- Task inputs
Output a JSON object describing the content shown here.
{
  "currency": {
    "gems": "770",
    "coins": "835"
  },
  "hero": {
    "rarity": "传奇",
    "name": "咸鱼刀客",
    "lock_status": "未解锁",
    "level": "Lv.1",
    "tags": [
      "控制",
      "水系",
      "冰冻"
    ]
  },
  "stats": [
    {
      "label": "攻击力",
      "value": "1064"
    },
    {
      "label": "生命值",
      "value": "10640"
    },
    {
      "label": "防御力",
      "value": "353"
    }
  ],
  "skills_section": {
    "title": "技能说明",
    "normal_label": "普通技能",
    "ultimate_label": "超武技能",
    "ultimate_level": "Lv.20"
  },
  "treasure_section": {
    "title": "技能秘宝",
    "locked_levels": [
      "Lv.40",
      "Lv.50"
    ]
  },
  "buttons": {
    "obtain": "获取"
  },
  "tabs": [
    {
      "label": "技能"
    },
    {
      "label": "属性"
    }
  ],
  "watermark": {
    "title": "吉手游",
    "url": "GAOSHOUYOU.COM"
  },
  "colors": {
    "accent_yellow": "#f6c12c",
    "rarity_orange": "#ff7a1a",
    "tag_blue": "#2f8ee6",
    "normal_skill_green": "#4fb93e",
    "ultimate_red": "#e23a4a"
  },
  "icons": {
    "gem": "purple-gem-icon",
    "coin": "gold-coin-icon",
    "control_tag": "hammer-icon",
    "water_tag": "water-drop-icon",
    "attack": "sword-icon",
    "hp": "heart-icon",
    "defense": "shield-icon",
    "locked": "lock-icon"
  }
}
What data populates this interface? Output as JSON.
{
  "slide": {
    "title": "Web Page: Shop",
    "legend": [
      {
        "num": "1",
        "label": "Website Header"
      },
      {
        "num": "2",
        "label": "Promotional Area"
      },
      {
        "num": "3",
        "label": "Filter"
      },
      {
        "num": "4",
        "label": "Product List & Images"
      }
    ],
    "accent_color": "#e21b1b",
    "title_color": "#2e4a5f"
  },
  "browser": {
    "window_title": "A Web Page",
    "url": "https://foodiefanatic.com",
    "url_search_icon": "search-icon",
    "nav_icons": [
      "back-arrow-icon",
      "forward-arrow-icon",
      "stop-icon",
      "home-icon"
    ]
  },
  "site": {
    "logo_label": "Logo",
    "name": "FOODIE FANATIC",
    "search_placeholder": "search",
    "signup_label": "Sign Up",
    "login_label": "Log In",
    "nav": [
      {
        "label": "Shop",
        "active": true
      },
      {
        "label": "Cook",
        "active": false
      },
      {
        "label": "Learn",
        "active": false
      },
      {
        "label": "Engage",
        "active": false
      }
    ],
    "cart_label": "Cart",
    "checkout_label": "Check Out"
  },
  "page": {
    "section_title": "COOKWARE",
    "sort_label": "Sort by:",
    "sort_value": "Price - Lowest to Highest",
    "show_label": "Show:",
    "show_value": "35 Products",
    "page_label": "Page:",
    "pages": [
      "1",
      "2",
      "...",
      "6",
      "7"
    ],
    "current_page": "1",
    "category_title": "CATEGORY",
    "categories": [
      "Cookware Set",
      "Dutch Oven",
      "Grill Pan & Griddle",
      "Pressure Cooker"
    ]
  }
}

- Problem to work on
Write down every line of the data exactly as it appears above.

- Result of this task
Output a JSON object describing the content shown here.
{
  "currency": {
    "gems": "770",
    "coins": "835"
  },
  "hero": {
    "rarity": "传奇",
    "name": "咸鱼刀客",
    "lock_status": "未解锁",
    "level": "Lv.1",
    "tags": [
      "控制",
      "水系",
      "冰冻"
    ]
  },
  "stats": [
    {
      "label": "攻击力",
      "value": "1064"
    },
    {
      "label": "生命值",
      "value": "10640"
    },
    {
      "label": "防御力",
      "value": "353"
    }
  ],
  "skills_section": {
    "title": "技能说明",
    "normal_label": "普通技能",
    "ultimate_label": "超武技能",
    "ultimate_level": "Lv.20"
  },
  "treasure_section": {
    "title": "技能秘宝",
    "locked_levels": [
      "Lv.40",
      "Lv.50"
    ]
  },
  "buttons": {
    "obtain": "获取"
  },
  "tabs": [
    {
      "label": "技能"
    },
    {
      "label": "属性"
    }
  ],
  "watermark": {
    "title": "吉手游",
    "url": "GAOSHOUYOU.COM"
  },
  "colors": {
    "accent_yellow": "#f6c12c",
    "rarity_orange": "#ff7a1a",
    "tag_blue": "#2f8ee6",
    "normal_skill_green": "#4fb93e",
    "ultimate_red": "#e23a4a"
  },
  "icons": {
    "gem": "purple-gem-icon",
    "coin": "gold-coin-icon",
    "control_tag": "hammer-icon",
    "water_tag": "water-drop-icon",
    "attack": "sword-icon",
    "hp": "heart-icon",
    "defense": "shield-icon",
    "locked": "lock-icon"
  }
}
What data populates this interface? Output as JSON.
{
  "slide": {
    "title": "Web Page: Shop",
    "legend": [
      {
        "num": "1",
        "label": "Website Header"
      },
      {
        "num": "2",
        "label": "Promotional Area"
      },
      {
        "num": "3",
        "label": "Filter"
      },
      {
        "num": "4",
        "label": "Product List & Images"
      }
    ],
    "accent_color": "#e21b1b",
    "title_color": "#2e4a5f"
  },
  "browser": {
    "window_title": "A Web Page",
    "url": "https://foodiefanatic.com",
    "url_search_icon": "search-icon",
    "nav_icons": [
      "back-arrow-icon",
      "forward-arrow-icon",
      "stop-icon",
      "home-icon"
    ]
  },
  "site": {
    "logo_label": "Logo",
    "name": "FOODIE FANATIC",
    "search_placeholder": "search",
    "signup_label": "Sign Up",
    "login_label": "Log In",
    "nav": [
      {
        "label": "Shop",
        "active": true
      },
      {
        "label": "Cook",
        "active": false
      },
      {
        "label": "Learn",
        "active": false
      },
      {
        "label": "Engage",
        "active": false
      }
    ],
    "cart_label": "Cart",
    "checkout_label": "Check Out"
  },
  "page": {
    "section_title": "COOKWARE",
    "sort_label": "Sort by:",
    "sort_value": "Price - Lowest to Highest",
    "show_label": "Show:",
    "show_value": "35 Products",
    "page_label": "Page:",
    "pages": [
      "1",
      "2",
      "...",
      "6",
      "7"
    ],
    "current_page": "1",
    "category_title": "CATEGORY",
    "categories": [
      "Cookware Set",
      "Dutch Oven",
      "Grill Pan & Griddle",
      "Pressure Cooker"
    ]
  }
}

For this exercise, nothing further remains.